Some stuff to read or listen to, or watch:

  • Some eerie history of the burial mounds at Sutton Hoo, dating back to the 7th century, at Sapiens, by Martin Carver, director of England’s Sutton Hoo dig.

  • Another cool science tidbit from Sarah Boon’s blog, this time about snow worms and how little scientists know about them. They only seem to exist within an extremely narrow band of temperatures (possibly from 0 to 2 degrees Celsius). What happens to them before and after they emerge on top of the snow?

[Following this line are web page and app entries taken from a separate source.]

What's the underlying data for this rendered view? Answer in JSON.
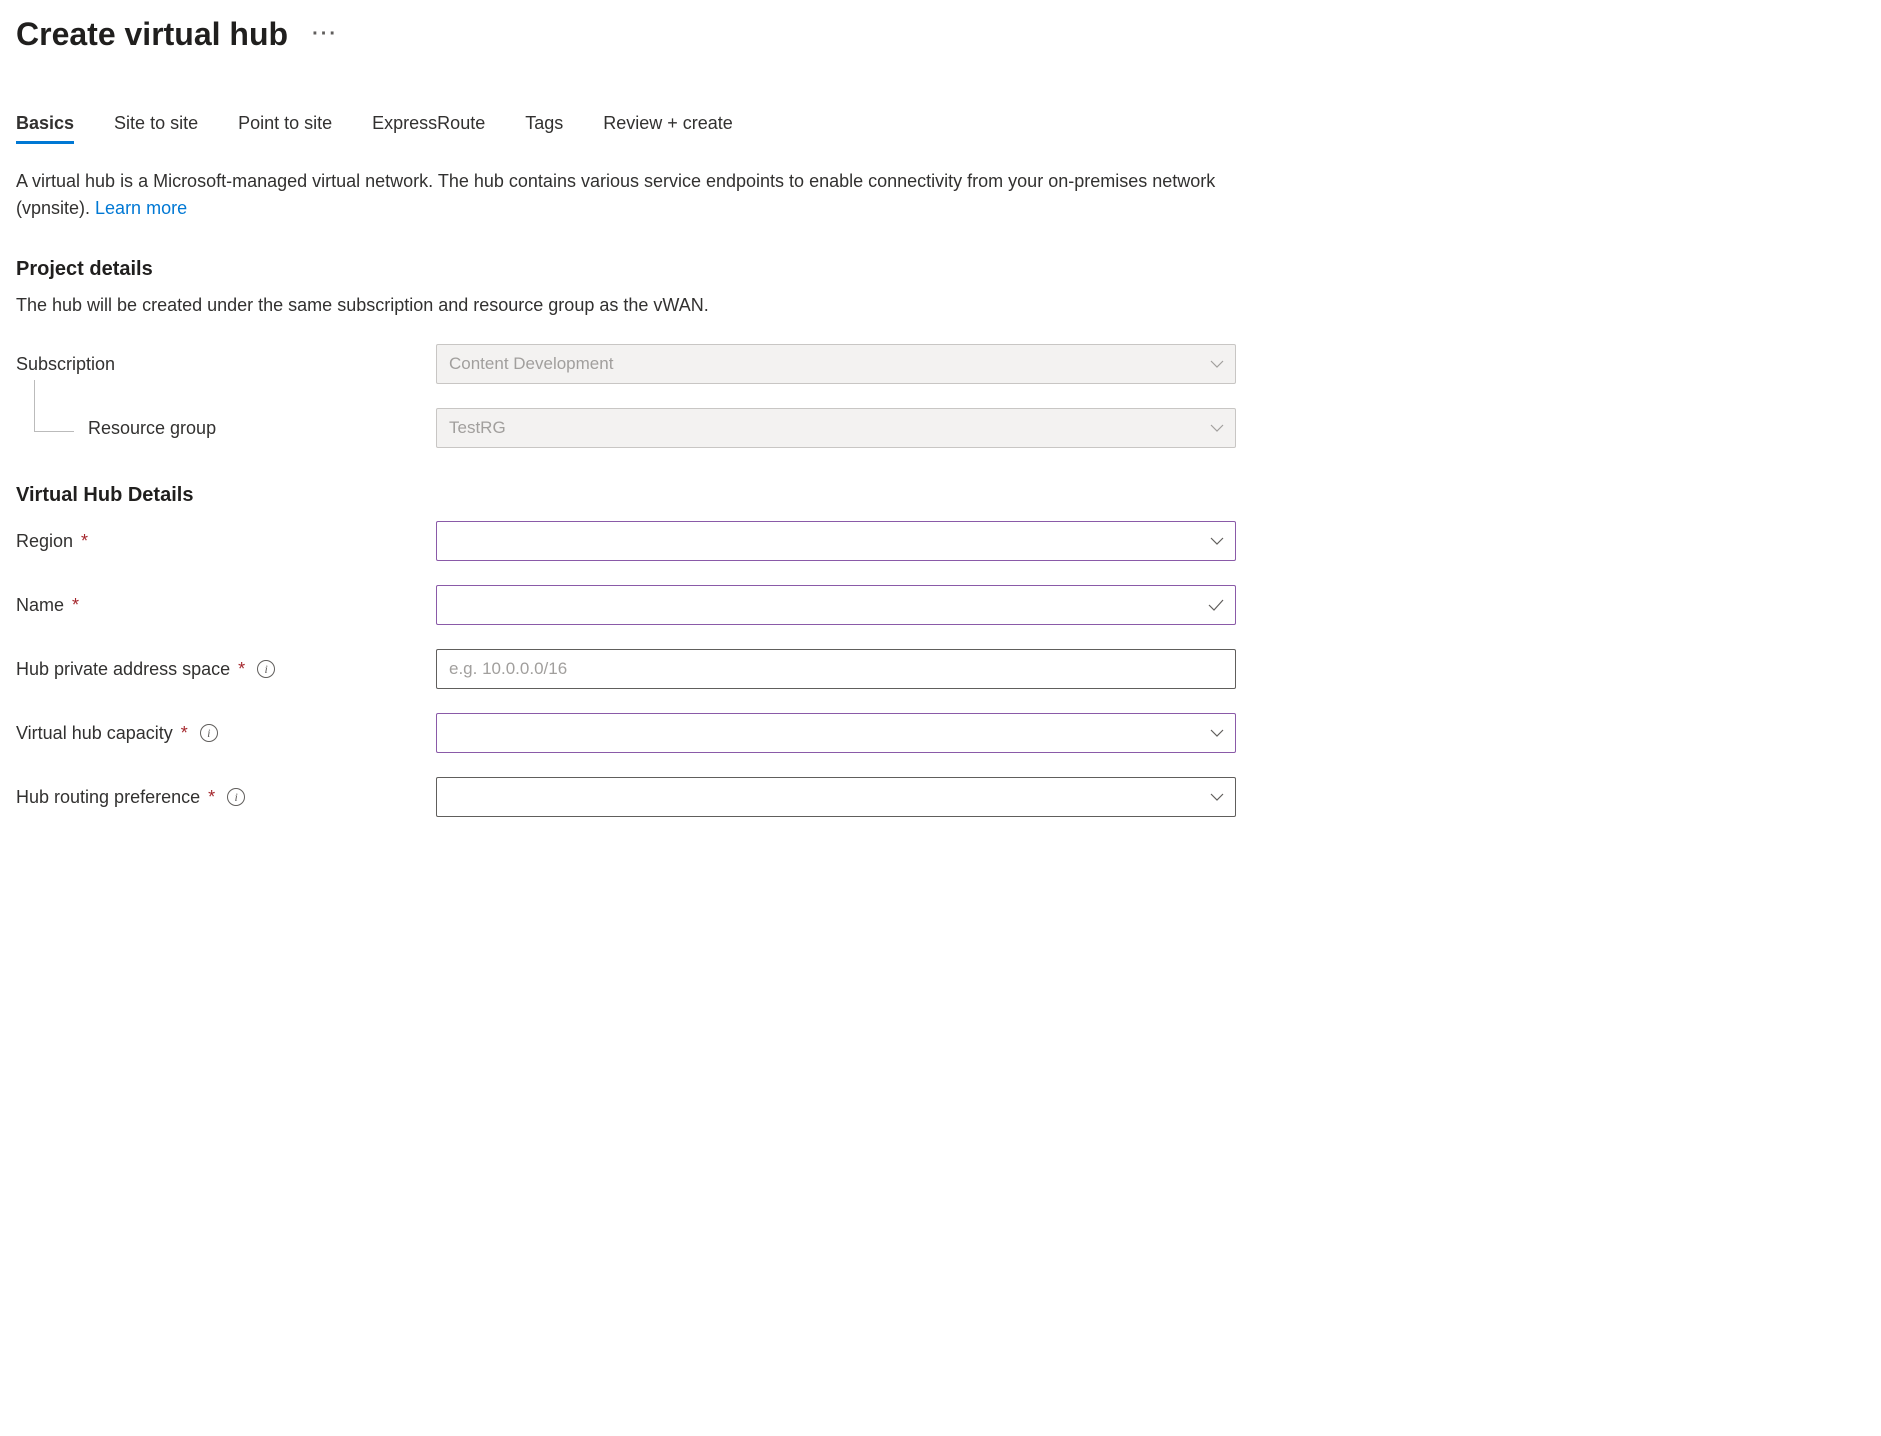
{
  "header": {
    "title": "Create virtual hub"
  },
  "tabs": {
    "basics": "Basics",
    "site_to_site": "Site to site",
    "point_to_site": "Point to site",
    "expressroute": "ExpressRoute",
    "tags": "Tags",
    "review_create": "Review + create"
  },
  "description": {
    "text": "A virtual hub is a Microsoft-managed virtual network. The hub contains various service endpoints to enable connectivity from your on-premises network (vpnsite).  ",
    "learn_more": "Learn more"
  },
  "project_details": {
    "heading": "Project details",
    "subtext": "The hub will be created under the same subscription and resource group as the vWAN.",
    "subscription_label": "Subscription",
    "subscription_value": "Content Development",
    "resource_group_label": "Resource group",
    "resource_group_value": "TestRG"
  },
  "hub_details": {
    "heading": "Virtual Hub Details",
    "region_label": "Region",
    "region_value": "",
    "name_label": "Name",
    "name_value": "",
    "address_space_label": "Hub private address space",
    "address_space_placeholder": "e.g. 10.0.0.0/16",
    "address_space_value": "",
    "capacity_label": "Virtual hub capacity",
    "capacity_value": "",
    "routing_pref_label": "Hub routing preference",
    "routing_pref_value": ""
  }
}
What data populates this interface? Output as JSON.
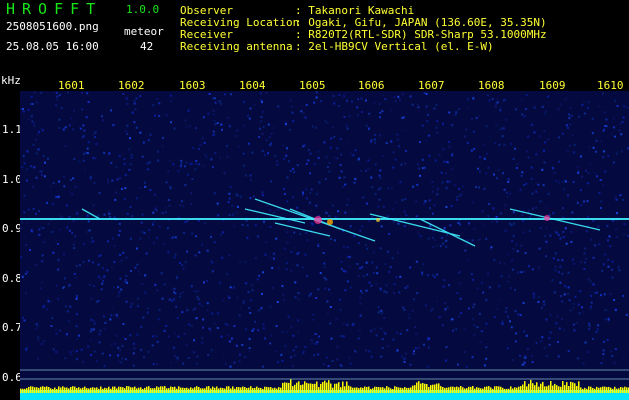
{
  "header": {
    "app_title": "HROFFT",
    "version": "1.0.0",
    "filename": "2508051600.png",
    "datetime": "25.08.05 16:00",
    "meteor_label": "meteor",
    "meteor_count": "42"
  },
  "info": [
    {
      "key": "Observer",
      "value": ": Takanori Kawachi"
    },
    {
      "key": "Receiving Location",
      "value": ": Ogaki, Gifu, JAPAN (136.60E, 35.35N)"
    },
    {
      "key": "Receiver",
      "value": ": R820T2(RTL-SDR) SDR-Sharp 53.1000MHz"
    },
    {
      "key": "Receiving antenna",
      "value": ": 2el-HB9CV Vertical (el. E-W)"
    }
  ],
  "axis": {
    "y_unit": "kHz",
    "x_ticks": [
      "1601",
      "1602",
      "1603",
      "1604",
      "1605",
      "1606",
      "1607",
      "1608",
      "1609",
      "1610"
    ],
    "y_ticks": [
      "1.1",
      "1.0",
      "0.9",
      "0.8",
      "0.7",
      "0.6"
    ]
  },
  "colors": {
    "background": "#000000",
    "header_green": "#19e619",
    "label_yellow": "#ffff33",
    "spectrum_blue": "#0a1a8c",
    "trace_cyan": "#40f0ff",
    "bottom_bar": "#00e5ff",
    "bottom_peaks": "#ffff00"
  }
}
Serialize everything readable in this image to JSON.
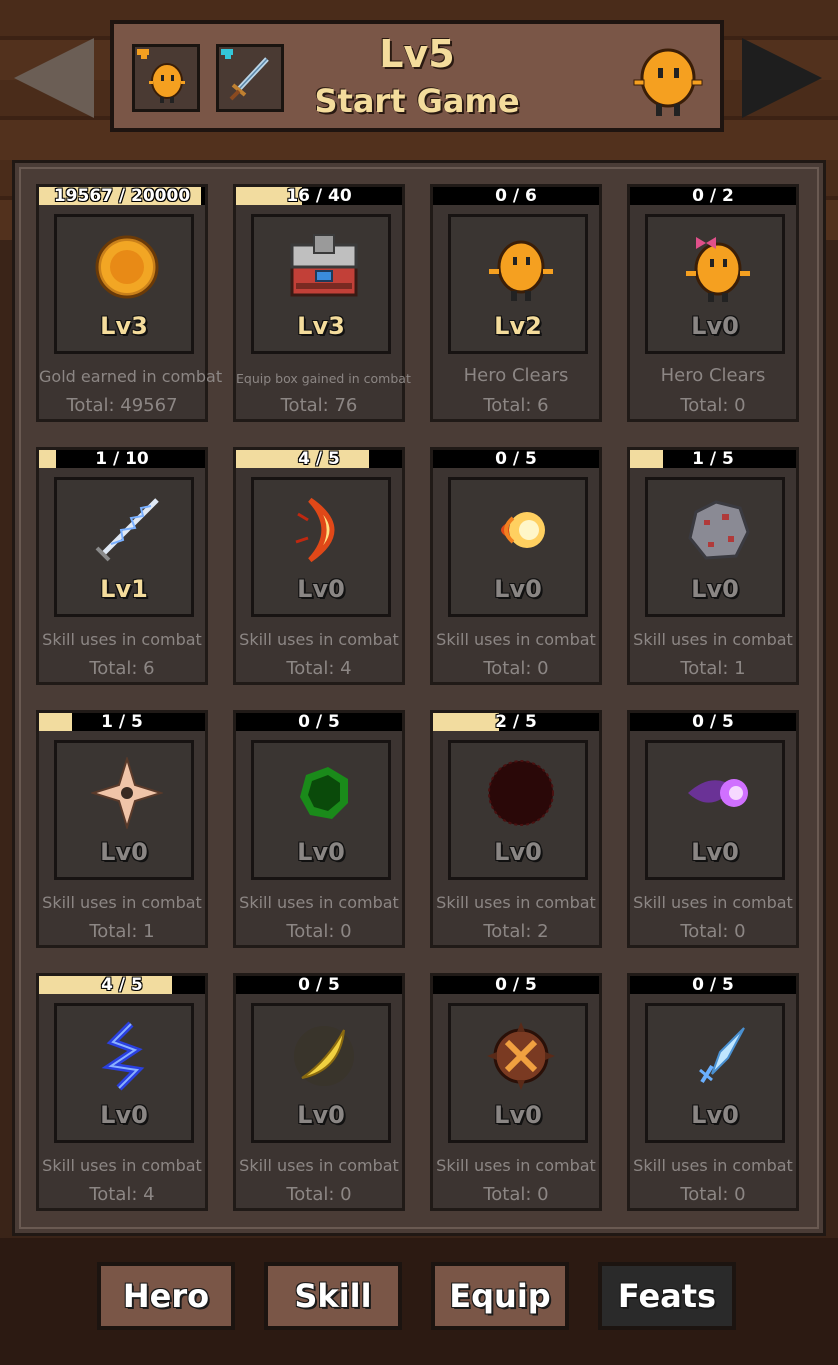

  • I thought this essay on the Greek rhetorical tradition and speaking in public (by speech consultant John Bowe in Psyche) would be interesting and possibly useful, but the ending opened out into something more thought-provoking: “When we’re unable to advocate for our point of view, it’s far too easy to become sidelined, alienated and angry, to whine that ‘people are selfish’ (for not understanding us) and that ‘public discourse sucks’. A citizenry trained to speak up is a citizenry far less likely to suffer from bad politics or mass alienation.”

  • (This is a listen or read. As mentioned before, I use the Curio app, which is where I meet a lot of articles and essays. But you can listen to Curio-enabled Aeon essay without subscribing to the app. There’s a “listen on Curio” button at the top of any applicable essay, of which this is one.) Psychologist Rubin Naiman’s piece in Aeon about the loss of dream connection in a wake centric culture wasn’t, perhaps, totally new, but he had a few lines that deepened my understanding on the mind-body disconnection during dream states: “The body gets a break from the supervision of the authoritative, waking ego-driven mind, and the mind is liberated from the physical constraints of occupying a body.” I don’t know why this awakened my thinking a bit, but it did. It really made me step back and wonder what the mind is doing while the body is paralyzed at night. I loved this in particular: “Mentally, dreaming is like taking off a pair of tight shoes at the end of the day: the liberated mind is no longer constrained by somatic sensory and motor processes.”

  • Paleoanthropologist Jerry DeSilva edited a book about Darwin that will be coming out soon and sounds really interesting. We chatted a bit about Darwin’s racism and sexism and how he did actually know better. I’m really looking forward to the book because I always appreciate Dr. DeSilva’s clear-eyed perspectives. In the meantime, JSTOR Daily has a good review of it, titled A Most Interesting Problem: What Darwin Got Right and Wrong About Human Evolution.

  • A recent episode of the Frontiers of Commoning podcast introduced me to German philosopher and theoretical biologist Andreas Weber and his ideas of “enlivenment” and “biopoetics.” Reality, he says, is a commons, a statement that I am somewhat in love with now. Also: “There are some principles at work in those cultures which we have broken in the western cognitive empire, and this is costing us our existence.”

  • A short video with British Museum curator Sue Brunning on the reconstruction of the Sutton Hoo helmet and the nuances and thrill of history. “Not all of those battles were fought on the battlefield.” (Why two Sutton Hoo notifications in one week? I have no idea, they just arrived in my inbox.)